Although sourdough isn’t traditional for focaccia, the tang pairs beautifully with silky olive oil. It also makes the dough forgiving of busy schedules; instead of having to watch to ensure it doesn’t overproof, you can slide the pan into the refrigerator and bake it at your leisure. But one of the greatest perks of sourdough focaccia is that unlike many sourdough breads, you can cut it and eat it hot. This also means it doesn’t keep as well, so I make a small loaf in a single 9- by 13-inch pan and bake often. Besides snack food, the hot bread works well with a bowl of Tomato Juice Soup or on an appetizer plate with pickles, homemade cheese, and sliced fruit.
Learn to make Savory Sourdough Focaccia and Sweet Sourdough Focaccia
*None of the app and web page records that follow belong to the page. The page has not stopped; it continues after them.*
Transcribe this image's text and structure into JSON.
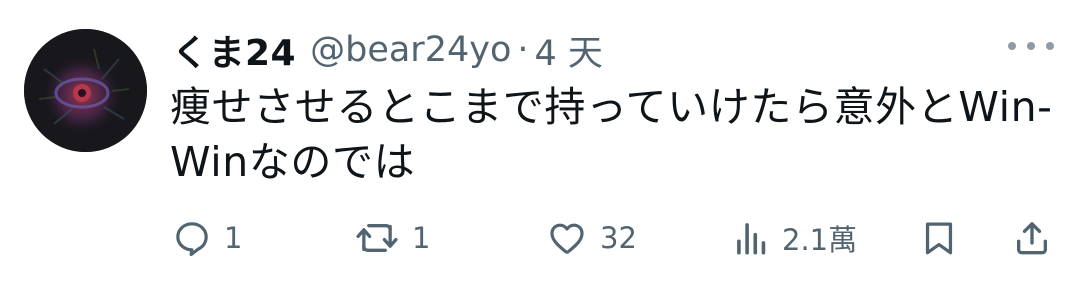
{
  "tweet": {
    "display_name": "くま24",
    "handle": "@bear24yo",
    "separator": "·",
    "time": "4 天",
    "text": "痩せさせるとこまで持っていけたら意外とWin-Winなのでは"
  },
  "actions": {
    "reply_count": "1",
    "retweet_count": "1",
    "like_count": "32",
    "views_count": "2.1萬"
  },
  "icons": {
    "more": "more-horizontal-icon",
    "reply": "reply-icon",
    "retweet": "retweet-icon",
    "like": "heart-icon",
    "views": "views-chart-icon",
    "bookmark": "bookmark-icon",
    "share": "share-icon"
  },
  "colors": {
    "text_primary": "#0f1419",
    "text_secondary": "#536471",
    "background": "#ffffff"
  }
}
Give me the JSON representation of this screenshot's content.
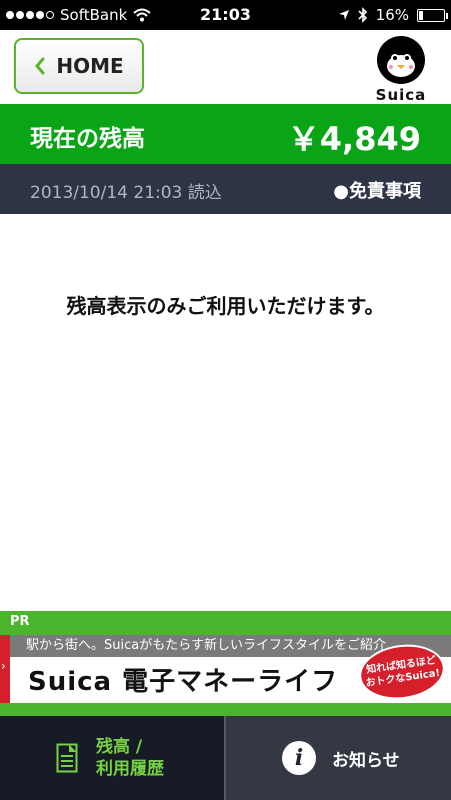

Holiday Cheers

Choose a simple shaken eggnog for a cozy evening in or tom and jerry batter to mix once and pour often. Get cocktail recipes at TwiceasTasty.com.
Every year, when nights start to crackle with cold and I’m cozying up to the woodstove, my alcohol tastes shift. Instead of a gin and tonic, I order an old-fashioned. We buy more bottles of whiskey and fewer bottles of tequila. And I even find space for the occasional rich milk-and-egg drinks like eggnog and its warm cousin, tom and jerry.

I’ve made many variations on eggnog over the years before settling on a quick recipe that makes a pair of drinks at a time, perfect for an evening in. You’ll note it uses raw egg. I always recommend fresh eggs from a well-kept flock, but I became even more confident in the recipe when I learned that a scientist at Rockefeller University found bacteria can’t stand up to a mixture of raw eggs and 20 percent alcohol.
Learn to make Homemade Eggnog and Homemade Tom & Jerry

Gingerbread

Get a healthy dose of ginger and find out why some baking old-time techniques still work. Get gingerbread recipes at TwiceasTasty.com.
I may not have red hair, but in the kitchen I’m definitely a ginger. You’ve probably spotted this from the regular appearance of ginger on the blog—ginger-flavored syrups and marmalades, ginger-spiked beverages, Pickled Ginger, Gingerbread Pancakes, and for the ultimate hit, Triple Gingersnaps and Triple Ginger Cake. So it seemed highly appropriate to add two more traditional ginger recipes to the lineup this month: gingerbread in cookie and loaf forms.

When I went digging for family variations of these recipes, I found some surprising ingredients and techniques. I decided to pick apart one of my grandmother’s well-used recipes, from her 1930 Fruit and Flower Mission Cookbook. What is the purpose of the vinegar? Why is the baking soda dissolved in water? Why do only some of the recipes in her book call for egg? I had to know more. Find out what I learned in the recipe and its tips and tricks.
Learn to make Old-Fashioned Gingerbread Cookies and Gingerbread Loaf

Mashers

Everyone has a favorite  mash, but you can please them all with 5 or fewer ingredients. Get mashed potato recipes at TwiceasTasty.com.
Happy Thanksgiving! Hopefully your kitchen smells warm and spicy and you have many hands at work preparing the day’s spread. This foodie holiday holds many memories for me—from family gathered around Grandma Tiny’s table to “orphans” meals with friends to today’s version with family and friends and the hope that snow will be in the air. It’s been 25 years since I’ve eaten the main attraction of the table, but it remains a celebration—probably because I easily fill a plate before the turkey passes by.

I rarely think of mashing potatoes outside the holiday season (unless I want to use up yogurt whey). Instead, I bake them, roast them, and braise them; I turn them into salad, soup, curry, and gnocchi. Perhaps it’s the cranberries—a dollop sits so beautifully in a pile of mashed potatoes or sweet potatoes. So when these tart berries are in season, the potato masher comes out to play.
Learn to make Tangy Potato Mashers and Sweet Potato Mashers with Coconut Milk